Apologies for sleeping on these for a couple weeks. It feels like I took these photos yesterday, but the dates in the EXIF reveal that I live in a timewarp where minutes, hours, and days have no meaning whatsoever.
The girls had so much fun Memorial Day weekend and Beatrice asked to ring the bell on the boats so many times that we decided to take them back on a Wednesday that wasn’t a holiday.
Unsurprisingly, they had a great time again. Because there were no crowds, dad’s anxiety was much better managed. Nice. And we left Wilbee at home, so we didn’t also have to focus on the infant and could engage with the toddlers.
It was a good day. Bea had so much fun that when we suggested we walk down the boardwalk for ice cream, she started crying and said “No like ice cream! No like it!” Which is not true. Once we actually got ice cream, she’d forgotten her protests. Rides are fun, but ice cream is also fun.
I am not festive and Easter has never been a big holiday in my life. Considering the interplay of those two traits, it should be no surprise that we did not put a ton of effort into the girls’ first Easter. I mean, what do a couple of 15 month olds—only one of whom was walking at that point—have to do with the normal Easter festivities?
Nothing, that’s what.
This year is different. It’s not that I have found the joy of holidays or that Easter has suddenly become important to me. Instead, we’re living at Sarah’s mom’s house to be close to Johns Hopkins in Baltimore for Wilbur’s birth. And grandma IS big on Easter. When grandma is big on something, she likes to go for it. Easter egg hunts, cute springtime outfits, baskets of candy, the whole thing.
It all means very little to me, but the girls had a blast and looked great doing it. Enjoy this gallery of their first* Easter.

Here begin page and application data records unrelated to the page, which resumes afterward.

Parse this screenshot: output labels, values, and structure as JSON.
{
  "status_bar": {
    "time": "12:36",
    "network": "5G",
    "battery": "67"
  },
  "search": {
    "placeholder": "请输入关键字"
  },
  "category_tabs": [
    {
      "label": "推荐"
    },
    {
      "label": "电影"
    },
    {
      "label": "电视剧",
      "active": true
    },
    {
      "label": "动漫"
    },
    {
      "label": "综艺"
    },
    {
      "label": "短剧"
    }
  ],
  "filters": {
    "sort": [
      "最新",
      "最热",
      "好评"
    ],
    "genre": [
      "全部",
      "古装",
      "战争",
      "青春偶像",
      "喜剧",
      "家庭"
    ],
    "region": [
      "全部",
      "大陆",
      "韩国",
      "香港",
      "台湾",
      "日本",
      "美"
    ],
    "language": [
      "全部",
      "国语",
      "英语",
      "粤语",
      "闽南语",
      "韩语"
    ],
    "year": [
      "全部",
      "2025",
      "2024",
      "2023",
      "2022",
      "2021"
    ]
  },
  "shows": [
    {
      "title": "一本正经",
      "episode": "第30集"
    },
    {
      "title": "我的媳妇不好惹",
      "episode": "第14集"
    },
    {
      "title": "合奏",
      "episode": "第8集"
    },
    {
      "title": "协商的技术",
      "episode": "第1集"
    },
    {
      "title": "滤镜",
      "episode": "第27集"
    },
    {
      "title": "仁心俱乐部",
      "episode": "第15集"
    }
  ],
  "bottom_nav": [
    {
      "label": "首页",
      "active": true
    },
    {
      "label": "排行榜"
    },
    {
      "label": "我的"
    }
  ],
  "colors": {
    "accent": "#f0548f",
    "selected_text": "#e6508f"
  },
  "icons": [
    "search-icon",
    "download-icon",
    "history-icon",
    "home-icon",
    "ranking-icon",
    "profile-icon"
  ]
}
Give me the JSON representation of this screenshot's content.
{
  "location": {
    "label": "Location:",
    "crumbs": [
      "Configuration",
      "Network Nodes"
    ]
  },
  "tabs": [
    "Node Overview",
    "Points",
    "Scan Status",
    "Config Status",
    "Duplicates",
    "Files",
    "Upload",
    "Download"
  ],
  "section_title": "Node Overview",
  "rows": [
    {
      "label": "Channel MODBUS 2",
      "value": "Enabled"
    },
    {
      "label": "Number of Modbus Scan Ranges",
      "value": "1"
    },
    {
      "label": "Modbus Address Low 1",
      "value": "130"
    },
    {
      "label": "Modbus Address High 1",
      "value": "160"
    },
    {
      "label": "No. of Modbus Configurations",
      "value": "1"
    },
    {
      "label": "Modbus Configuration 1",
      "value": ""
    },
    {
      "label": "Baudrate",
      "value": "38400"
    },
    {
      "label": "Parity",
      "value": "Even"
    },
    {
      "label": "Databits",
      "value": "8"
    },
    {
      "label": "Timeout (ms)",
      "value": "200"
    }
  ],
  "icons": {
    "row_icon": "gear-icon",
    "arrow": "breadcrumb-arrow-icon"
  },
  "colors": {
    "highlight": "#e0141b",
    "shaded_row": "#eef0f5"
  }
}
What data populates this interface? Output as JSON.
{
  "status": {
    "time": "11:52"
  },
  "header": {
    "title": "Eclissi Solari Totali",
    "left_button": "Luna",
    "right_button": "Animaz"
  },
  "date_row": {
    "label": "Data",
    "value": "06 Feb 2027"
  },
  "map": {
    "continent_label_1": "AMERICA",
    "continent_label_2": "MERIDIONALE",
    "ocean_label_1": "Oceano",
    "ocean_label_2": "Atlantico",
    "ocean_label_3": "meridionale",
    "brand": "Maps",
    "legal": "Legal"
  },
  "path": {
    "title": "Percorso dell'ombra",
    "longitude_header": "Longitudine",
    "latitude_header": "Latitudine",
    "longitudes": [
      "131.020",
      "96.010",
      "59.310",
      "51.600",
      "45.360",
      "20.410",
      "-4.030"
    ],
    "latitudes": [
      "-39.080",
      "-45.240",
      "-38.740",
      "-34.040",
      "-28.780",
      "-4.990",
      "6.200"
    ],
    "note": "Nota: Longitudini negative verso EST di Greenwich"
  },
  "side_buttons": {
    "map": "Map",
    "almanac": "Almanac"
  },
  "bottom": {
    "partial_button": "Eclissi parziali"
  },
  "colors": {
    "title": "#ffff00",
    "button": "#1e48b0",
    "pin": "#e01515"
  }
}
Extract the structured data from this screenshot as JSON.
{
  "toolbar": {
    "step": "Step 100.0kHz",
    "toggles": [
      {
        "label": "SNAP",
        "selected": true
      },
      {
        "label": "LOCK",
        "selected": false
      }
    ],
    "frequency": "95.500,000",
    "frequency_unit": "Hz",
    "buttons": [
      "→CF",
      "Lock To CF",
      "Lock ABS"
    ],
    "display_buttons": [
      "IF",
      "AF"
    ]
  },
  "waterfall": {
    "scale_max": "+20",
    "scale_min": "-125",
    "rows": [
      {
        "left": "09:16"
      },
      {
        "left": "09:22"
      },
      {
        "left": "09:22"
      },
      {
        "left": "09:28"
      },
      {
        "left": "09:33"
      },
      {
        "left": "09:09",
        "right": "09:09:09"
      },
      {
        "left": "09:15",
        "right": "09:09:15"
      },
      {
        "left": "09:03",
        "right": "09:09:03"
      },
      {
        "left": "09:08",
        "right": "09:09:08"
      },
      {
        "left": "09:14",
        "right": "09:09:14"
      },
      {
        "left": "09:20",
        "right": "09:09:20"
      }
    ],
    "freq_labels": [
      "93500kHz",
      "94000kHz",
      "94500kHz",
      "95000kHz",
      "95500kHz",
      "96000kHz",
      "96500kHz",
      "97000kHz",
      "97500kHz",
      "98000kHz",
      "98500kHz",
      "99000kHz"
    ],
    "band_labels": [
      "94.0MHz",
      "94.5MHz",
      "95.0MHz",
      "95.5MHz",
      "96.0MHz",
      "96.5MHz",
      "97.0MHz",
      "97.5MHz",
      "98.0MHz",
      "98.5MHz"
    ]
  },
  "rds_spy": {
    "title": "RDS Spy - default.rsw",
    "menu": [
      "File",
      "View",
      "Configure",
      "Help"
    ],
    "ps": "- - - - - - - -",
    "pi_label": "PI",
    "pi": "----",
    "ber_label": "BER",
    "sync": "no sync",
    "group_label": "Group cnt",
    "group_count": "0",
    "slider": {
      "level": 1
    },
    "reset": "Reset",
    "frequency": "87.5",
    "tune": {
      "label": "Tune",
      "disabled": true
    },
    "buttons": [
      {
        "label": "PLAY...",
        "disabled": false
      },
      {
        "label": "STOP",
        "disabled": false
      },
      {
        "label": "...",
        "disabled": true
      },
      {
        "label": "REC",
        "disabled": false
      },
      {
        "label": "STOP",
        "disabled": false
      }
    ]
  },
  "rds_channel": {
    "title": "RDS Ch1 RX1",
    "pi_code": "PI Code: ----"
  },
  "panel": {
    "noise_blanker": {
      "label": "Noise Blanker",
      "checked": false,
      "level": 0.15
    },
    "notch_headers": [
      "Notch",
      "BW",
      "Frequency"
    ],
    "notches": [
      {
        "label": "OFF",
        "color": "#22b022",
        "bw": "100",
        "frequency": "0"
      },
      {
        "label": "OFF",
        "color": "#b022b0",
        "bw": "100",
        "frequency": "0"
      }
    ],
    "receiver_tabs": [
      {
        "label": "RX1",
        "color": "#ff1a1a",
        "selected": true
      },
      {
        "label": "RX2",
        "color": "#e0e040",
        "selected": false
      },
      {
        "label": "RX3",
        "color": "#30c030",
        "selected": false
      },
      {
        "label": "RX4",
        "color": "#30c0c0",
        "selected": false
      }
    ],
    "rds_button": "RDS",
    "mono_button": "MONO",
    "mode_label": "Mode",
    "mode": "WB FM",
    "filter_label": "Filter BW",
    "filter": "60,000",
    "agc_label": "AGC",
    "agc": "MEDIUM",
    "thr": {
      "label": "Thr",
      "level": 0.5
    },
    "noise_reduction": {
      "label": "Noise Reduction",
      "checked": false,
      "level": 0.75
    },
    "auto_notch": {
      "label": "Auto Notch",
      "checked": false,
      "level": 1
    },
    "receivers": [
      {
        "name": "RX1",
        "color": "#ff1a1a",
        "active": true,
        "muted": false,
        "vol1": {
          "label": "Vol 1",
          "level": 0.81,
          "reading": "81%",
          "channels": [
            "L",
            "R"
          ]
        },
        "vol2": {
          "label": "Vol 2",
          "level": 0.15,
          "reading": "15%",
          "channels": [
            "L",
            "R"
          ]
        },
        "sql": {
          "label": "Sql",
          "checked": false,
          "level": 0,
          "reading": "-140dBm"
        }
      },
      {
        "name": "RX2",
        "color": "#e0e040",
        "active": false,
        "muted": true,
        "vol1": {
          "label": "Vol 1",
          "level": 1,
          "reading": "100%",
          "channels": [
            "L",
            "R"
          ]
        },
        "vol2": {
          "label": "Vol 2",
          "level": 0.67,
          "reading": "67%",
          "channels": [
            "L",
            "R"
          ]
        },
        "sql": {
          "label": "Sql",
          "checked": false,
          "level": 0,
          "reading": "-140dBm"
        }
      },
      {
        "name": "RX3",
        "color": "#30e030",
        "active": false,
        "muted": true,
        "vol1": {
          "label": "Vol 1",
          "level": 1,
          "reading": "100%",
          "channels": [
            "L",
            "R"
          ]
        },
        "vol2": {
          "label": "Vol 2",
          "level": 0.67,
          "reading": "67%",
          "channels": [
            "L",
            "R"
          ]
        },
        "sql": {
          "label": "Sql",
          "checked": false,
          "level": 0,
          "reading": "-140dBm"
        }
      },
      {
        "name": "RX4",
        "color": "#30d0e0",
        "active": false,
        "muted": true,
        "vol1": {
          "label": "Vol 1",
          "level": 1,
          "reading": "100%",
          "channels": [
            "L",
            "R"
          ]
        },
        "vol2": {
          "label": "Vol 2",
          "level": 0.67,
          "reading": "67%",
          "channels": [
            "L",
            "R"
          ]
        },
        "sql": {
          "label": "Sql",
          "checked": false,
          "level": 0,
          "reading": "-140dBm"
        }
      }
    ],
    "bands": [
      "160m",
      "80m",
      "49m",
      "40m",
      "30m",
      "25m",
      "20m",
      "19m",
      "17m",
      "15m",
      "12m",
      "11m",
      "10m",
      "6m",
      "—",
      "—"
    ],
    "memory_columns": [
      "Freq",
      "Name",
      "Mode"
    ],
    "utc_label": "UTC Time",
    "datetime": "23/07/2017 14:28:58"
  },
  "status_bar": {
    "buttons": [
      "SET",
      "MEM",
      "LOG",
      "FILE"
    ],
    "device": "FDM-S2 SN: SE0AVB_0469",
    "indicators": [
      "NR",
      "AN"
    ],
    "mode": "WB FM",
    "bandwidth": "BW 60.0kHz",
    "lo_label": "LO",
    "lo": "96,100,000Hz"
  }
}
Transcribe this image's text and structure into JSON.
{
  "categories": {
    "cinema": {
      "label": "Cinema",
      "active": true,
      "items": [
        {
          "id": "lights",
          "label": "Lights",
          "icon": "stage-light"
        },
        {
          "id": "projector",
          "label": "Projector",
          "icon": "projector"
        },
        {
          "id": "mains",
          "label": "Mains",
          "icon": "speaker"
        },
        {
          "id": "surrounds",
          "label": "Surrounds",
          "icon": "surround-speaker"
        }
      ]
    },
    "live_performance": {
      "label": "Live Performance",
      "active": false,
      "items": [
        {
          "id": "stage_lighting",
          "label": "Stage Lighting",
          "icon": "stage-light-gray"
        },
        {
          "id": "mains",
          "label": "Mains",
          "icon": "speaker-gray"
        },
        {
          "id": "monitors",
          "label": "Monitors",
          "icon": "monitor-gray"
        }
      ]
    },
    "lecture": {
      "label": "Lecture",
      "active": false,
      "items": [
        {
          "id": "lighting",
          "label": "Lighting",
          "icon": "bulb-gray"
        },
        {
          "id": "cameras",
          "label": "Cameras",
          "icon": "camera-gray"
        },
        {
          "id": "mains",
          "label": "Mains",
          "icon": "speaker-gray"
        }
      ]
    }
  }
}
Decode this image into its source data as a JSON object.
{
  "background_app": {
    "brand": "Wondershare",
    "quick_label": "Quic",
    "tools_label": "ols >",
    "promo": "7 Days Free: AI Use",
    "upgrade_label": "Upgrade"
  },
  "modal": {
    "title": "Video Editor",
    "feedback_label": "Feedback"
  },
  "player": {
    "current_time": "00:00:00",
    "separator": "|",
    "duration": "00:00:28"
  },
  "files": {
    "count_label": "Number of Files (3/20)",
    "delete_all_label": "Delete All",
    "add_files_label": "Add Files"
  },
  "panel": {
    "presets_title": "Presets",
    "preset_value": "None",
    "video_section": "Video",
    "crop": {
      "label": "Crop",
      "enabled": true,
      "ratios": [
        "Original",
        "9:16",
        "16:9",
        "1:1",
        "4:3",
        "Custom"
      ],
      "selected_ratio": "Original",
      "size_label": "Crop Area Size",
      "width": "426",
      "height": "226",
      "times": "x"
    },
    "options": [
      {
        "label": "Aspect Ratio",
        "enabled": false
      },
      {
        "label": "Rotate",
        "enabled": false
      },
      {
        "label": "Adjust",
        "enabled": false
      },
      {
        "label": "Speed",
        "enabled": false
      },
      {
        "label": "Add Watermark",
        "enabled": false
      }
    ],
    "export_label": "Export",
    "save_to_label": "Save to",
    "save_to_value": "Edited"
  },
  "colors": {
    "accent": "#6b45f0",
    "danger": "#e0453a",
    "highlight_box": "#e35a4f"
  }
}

Apologies for lack of Wilbur shots. She was still in the hospital and had to sit this one out. Have no worry. There will be photos of her.
On Thursday March 30, we welcomed Wilhelmina Shields Dillingham to the family. Some quick nickname options for those who find four syllables to be too many syllables: Willie, Billie, Mina, and (if you’re dad) Wilbur.
Her birth was reasonably quick and, for her, uneventful. She emerged at 34 weeks and 4 days at a healthy 5 pounds, 15.2 ounces. Quite a big baby for that developmental age.
She was whisked off to the NICU for monitoring, as we expected with a premature baby. Her stay in Hotel Neonatal Intensive Care was similarly uneventful. She just had to learn to eat through her mouth. That’s something you don’t expect one needs to learn, but it is. For the first few days her nutrition was supplemented through an NG tube. What she didn’t take through her mouth was forced into her stomach through her nose. Calories are more important than style, sometimes. A few nights later she pulled the tube from her nose in a grand declaration that she would only be eating through her mouth from then on, thank you very much. And she did!
She was strong enough and big enough that some of the scary things that happen with premature babies—and happened with her older sisters—didn’t happen. No oxygen saturation issues. No heart rate issues. No digestion issues. She’s what the doctors referred to as a “feeder and grower”: an easy, boring baby that just needs a little bit more time to cook under medical supervision. It’s really all you could hope for in the circumstances. Miraculously boring.
The NICU and the related PCICU at Johns Hopkins are hard places for Sarah and me. We experienced some of our very worst days there. And it would be disingenuous to claim we didn’t go into this with that trauma hanging over our heads and clouding our expectations. So to have Wilbur’s stay be so profoundly boring? That was the greatest relief.
On the thirteenth day, she was released to come home. Her sisters, who until this point only had a vague notion that there was another baby on the way and were convinced that mommy and daddy had new babies in their bellies, greeted her warmly and proceeded to try to kill her with a toddler’s kindness.
In the days since, the accidental homicide attempts have continued but so has the love. Fortunately, Wilbur is growing more robust by the day and will soon be able to withstanding her sisters’ clumsy expressions of adoration.